Why I stay: Master Sgt. Jessica Martinez-Santana

  • Published
  • By Airman 1st Class Devyn Waits
  • 81st Training Wing Public Affairs

After a close run-in with the law at a young age, Master Sgt. Jessica Martinez-Santana, 81st Security Forces NCO in charge, changed her path in life after joining the Air Force.

“Early in the morning, I was hanging out with this girl and her friends," said Martinez-Santana. “We suddenly all got surrounded by the cops while she was at the store buying cigarettes. For some reason, everyone else got charged with a crime while I had a long conversation with an officer about hanging with the wrong crowd. After some Air Force recruiters visited my school, I decided to visit their office. At first, I was hesitant. After giving it some thought, I booked a job in Security Forces.”

Martinez-Santana’s decision to stay was solidified when she saw how she could make an impact on the people around her.

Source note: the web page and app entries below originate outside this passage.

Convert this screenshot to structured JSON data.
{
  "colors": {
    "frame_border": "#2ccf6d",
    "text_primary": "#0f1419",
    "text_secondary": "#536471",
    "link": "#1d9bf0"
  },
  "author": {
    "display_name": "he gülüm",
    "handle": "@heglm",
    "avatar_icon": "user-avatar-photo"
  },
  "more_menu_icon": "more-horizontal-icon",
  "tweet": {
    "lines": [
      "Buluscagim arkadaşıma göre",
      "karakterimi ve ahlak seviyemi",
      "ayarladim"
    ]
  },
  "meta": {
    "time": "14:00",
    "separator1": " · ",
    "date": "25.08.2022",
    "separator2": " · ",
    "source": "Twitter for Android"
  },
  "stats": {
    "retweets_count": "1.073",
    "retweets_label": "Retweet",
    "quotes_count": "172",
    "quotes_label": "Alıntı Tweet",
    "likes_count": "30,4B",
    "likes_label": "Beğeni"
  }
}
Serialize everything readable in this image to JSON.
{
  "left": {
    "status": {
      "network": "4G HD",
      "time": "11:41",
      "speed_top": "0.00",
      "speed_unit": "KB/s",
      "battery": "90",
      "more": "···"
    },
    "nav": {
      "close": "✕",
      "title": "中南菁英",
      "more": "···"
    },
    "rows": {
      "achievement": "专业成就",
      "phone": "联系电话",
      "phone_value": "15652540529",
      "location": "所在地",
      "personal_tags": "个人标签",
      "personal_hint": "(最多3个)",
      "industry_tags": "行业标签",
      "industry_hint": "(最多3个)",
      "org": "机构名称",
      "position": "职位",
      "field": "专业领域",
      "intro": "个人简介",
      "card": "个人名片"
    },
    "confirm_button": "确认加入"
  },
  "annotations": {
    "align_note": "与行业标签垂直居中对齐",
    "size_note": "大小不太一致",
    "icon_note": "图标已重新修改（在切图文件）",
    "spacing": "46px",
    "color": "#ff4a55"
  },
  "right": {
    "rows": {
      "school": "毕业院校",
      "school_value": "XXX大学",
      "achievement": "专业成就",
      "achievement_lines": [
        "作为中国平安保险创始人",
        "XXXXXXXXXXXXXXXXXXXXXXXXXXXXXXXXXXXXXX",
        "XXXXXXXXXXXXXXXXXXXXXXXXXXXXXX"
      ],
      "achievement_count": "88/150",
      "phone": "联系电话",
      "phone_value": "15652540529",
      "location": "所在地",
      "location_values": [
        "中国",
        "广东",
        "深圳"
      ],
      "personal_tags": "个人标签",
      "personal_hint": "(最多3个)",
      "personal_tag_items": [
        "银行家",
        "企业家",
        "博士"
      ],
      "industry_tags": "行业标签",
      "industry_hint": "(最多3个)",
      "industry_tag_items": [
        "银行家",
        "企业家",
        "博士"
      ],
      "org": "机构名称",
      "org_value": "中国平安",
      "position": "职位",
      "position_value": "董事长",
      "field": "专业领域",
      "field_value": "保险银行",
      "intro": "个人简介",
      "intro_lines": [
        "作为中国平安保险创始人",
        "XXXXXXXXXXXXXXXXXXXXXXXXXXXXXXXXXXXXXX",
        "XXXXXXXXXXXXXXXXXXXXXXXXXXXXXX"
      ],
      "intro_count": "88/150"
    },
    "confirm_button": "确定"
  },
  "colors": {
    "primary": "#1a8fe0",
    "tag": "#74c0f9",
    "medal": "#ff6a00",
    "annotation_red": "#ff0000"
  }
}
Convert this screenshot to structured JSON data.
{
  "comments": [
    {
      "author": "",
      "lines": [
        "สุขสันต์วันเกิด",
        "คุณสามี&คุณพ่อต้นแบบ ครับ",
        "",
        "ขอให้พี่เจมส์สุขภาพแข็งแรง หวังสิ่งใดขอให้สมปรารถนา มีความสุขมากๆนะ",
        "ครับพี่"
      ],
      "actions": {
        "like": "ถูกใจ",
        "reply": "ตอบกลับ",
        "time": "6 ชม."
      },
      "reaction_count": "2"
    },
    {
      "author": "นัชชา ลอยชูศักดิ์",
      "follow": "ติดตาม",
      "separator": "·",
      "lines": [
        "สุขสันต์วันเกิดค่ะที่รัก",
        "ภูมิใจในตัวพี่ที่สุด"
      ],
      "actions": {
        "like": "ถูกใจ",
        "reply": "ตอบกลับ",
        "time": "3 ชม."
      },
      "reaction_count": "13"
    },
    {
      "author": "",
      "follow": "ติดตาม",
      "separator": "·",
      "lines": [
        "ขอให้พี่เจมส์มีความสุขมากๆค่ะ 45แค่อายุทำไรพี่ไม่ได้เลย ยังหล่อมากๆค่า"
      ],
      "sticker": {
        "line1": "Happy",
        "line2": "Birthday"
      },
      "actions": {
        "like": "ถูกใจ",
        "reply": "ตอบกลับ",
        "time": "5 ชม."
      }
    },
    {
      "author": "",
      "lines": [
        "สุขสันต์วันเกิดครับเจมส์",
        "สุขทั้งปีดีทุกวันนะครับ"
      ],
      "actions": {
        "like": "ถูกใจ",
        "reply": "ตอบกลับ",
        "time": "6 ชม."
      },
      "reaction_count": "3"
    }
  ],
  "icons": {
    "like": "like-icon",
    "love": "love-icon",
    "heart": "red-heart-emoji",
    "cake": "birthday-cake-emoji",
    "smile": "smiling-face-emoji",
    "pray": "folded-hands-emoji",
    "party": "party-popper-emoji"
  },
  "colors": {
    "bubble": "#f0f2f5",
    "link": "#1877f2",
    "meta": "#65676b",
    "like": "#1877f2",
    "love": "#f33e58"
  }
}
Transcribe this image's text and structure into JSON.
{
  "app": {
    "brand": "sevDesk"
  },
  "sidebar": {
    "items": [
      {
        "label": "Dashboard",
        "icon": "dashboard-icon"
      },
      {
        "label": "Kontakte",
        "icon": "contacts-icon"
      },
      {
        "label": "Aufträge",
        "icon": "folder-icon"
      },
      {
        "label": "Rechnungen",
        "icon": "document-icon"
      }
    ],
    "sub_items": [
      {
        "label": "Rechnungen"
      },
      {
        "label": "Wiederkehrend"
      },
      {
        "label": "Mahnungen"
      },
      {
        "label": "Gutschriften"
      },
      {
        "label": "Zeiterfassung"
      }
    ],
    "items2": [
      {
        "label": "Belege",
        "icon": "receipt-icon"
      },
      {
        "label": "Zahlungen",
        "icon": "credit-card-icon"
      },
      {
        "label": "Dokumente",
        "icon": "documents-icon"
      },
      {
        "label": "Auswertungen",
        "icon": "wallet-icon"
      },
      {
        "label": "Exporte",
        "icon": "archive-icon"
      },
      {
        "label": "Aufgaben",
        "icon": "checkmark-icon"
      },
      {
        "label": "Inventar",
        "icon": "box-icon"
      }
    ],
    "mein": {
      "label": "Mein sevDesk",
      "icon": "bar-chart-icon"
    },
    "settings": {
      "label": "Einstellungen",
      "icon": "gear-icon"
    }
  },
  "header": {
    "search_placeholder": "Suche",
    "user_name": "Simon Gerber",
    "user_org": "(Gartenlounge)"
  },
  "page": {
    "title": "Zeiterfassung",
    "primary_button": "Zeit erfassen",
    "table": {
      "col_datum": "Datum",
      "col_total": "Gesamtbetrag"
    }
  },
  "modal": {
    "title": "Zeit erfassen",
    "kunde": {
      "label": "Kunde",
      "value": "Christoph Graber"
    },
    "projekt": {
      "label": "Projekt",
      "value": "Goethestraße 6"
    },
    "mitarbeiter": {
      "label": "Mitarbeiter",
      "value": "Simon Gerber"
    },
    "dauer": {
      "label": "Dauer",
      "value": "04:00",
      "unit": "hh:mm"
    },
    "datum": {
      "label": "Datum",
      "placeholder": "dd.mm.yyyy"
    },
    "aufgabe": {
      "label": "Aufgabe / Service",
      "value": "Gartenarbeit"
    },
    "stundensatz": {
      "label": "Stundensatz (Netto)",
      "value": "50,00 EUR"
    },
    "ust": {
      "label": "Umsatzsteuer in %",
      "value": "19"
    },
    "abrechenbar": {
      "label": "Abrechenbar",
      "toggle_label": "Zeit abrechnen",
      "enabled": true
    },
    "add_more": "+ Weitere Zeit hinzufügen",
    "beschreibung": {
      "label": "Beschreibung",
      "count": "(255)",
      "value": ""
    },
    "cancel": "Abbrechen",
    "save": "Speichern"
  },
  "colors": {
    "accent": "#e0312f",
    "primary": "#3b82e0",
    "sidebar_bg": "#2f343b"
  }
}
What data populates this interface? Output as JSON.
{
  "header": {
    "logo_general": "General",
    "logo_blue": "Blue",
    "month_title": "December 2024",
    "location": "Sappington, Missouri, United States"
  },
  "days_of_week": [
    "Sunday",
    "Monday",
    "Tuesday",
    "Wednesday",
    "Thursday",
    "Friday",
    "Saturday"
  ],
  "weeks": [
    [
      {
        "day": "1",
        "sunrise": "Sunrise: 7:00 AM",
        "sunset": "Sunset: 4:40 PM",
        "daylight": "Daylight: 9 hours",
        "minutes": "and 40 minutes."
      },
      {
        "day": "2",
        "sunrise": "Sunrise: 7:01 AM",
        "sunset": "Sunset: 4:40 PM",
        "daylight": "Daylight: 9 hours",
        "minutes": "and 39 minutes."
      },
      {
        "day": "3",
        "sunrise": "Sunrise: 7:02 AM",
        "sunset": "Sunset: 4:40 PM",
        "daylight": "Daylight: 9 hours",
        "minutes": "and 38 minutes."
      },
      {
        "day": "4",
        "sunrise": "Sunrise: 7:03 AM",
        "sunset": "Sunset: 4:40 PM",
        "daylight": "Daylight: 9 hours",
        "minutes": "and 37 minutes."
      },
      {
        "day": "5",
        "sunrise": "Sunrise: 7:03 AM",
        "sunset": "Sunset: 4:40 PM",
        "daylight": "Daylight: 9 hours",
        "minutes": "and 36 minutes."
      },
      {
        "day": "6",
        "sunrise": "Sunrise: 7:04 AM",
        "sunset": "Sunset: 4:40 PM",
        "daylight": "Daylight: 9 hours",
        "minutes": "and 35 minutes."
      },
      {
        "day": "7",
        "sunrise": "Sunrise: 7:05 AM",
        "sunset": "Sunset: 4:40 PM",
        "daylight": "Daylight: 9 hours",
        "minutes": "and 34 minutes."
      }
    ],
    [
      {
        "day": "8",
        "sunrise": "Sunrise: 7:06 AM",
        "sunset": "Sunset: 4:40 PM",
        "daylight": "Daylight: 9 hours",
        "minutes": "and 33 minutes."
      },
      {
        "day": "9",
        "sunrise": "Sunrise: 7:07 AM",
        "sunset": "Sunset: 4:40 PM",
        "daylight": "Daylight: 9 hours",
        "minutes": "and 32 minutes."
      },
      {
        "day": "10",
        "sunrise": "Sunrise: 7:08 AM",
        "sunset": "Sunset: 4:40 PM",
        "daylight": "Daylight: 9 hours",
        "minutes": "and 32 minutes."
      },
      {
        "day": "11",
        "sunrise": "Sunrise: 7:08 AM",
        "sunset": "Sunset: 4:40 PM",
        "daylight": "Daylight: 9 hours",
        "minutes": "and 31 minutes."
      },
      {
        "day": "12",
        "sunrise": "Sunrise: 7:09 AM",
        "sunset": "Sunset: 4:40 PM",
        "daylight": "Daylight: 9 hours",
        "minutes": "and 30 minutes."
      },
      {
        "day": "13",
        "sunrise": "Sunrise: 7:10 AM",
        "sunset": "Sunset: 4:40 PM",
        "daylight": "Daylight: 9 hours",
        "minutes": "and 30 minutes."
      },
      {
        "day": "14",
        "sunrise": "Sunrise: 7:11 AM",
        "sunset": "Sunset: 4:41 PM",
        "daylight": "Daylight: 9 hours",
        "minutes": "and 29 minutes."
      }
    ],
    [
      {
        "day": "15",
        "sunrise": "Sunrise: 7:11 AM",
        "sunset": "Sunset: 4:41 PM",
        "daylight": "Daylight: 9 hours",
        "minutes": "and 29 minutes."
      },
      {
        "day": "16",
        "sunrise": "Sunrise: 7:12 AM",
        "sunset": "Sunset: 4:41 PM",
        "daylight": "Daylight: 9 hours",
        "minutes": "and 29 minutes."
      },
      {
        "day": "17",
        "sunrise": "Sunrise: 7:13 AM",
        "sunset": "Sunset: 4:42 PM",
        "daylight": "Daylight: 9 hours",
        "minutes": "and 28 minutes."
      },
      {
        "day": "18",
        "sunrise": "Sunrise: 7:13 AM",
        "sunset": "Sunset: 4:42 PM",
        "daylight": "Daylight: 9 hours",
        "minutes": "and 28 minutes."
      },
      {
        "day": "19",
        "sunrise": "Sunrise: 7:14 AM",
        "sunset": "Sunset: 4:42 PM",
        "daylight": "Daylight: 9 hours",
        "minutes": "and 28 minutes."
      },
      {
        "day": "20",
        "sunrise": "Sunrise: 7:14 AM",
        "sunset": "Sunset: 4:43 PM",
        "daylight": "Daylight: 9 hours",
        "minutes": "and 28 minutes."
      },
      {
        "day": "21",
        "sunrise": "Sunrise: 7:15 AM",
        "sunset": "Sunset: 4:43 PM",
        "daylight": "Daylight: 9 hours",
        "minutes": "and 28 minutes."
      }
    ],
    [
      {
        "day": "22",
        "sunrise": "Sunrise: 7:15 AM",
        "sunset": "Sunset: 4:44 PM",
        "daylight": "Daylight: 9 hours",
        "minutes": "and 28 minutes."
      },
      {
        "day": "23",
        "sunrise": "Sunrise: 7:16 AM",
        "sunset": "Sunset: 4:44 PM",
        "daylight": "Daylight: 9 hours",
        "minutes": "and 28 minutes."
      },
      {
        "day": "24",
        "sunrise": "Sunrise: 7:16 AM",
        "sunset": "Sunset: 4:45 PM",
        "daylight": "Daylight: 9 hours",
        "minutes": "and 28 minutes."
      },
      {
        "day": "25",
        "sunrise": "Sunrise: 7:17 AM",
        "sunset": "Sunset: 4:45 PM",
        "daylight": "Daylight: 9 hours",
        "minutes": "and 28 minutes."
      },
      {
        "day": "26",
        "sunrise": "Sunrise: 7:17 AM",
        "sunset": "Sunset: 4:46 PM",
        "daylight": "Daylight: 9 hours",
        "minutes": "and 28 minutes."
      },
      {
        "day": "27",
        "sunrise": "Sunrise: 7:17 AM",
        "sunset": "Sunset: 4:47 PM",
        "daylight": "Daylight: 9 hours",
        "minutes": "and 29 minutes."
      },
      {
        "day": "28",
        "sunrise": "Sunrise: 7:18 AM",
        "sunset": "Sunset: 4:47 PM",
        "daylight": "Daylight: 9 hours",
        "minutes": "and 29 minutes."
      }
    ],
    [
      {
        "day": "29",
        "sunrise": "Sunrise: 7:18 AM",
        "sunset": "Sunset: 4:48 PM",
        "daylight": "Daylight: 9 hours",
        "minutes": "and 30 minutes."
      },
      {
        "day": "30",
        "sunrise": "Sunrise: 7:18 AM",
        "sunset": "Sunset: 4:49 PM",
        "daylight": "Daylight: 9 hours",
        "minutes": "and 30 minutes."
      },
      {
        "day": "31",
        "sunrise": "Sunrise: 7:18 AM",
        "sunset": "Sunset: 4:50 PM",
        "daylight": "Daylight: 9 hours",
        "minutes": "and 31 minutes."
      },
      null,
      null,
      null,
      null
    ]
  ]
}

As a Defender in a predominately male career field, Martinez-Santana had to build thick skin quickly.

“I’m destined to be here in the Air Force,” said Martinez-Santana. “I know I’m on the right path, just from meeting the people who’ve mentored me to the people I’ve motivated, as well as seeing young Airmen joining the service. I see myself in them.”

Even outside of her primary duties, Martinez-Santana doesn’t hesitate to offer a helping hand when someone needs one.

“One of my favorite moments in my career was helping an Airman turn around her PT score,” said Martinez-Santana. “She failed a diagnostic PT test with a poor run time and struggled severely with her push-ups and sit-ups. She wanted to reenlist, but I had to tell her that she wouldn’t be able to if she failed again. I asked her flight sergeants to give me a chance with her and offered my help to get her a passing score.”

For two week, Martinez-Santana and the Airman ran every day. They did push-ups, sit-ups, and worked as hard as necessary to ensure a passing score. Martinez-Santa’s help paid off when the Airman scored excellent results.

“I conducted her PT test, ran with her and she got a 93%,” said Martinez-Santana. “She wrote a long message to me, thanking me for everything. I didn't think much of it as all I did was help her with running. It was just crazy how by working out with her, she could reenlist.”

Martinez-Santana understands that inspiring people involves not only pushing them but recognizing their inherent value. Where others see a problem she’s learned to see an opportunity, just like the people who saw her as more than a problem years ago.

“You have to find out what motivates them, what their goals are,” said Martinez-Santana. “Get to know them and who their family is rather than treat them like a faceless entity.”

By learning to lean on and look out for others, she has found her family within the Air Force.

“I met so many people at Ramstein Air Force Base, including my current senior enlisted leader Senior Master Sgt. Laurie Johnson,” said Martinez-Santana. “I always thought it was cool that she was a prior military training instructor, and I would often go to her if I had questions about anything. In fact, I can say that she put me on the path of where I needed to be. I also met Master Sgt. Keith Becker. He’s one of my biggest cheerleaders and the reason why I was able to put on master sergeant recently.”

Martinez-Santana does what she can to ensure the people around her enjoy the same opportunities she had. She’s currently pursuing her Bachelor of Business Administration in Human Resources so she can continue making an impact on people’s lives after she retires.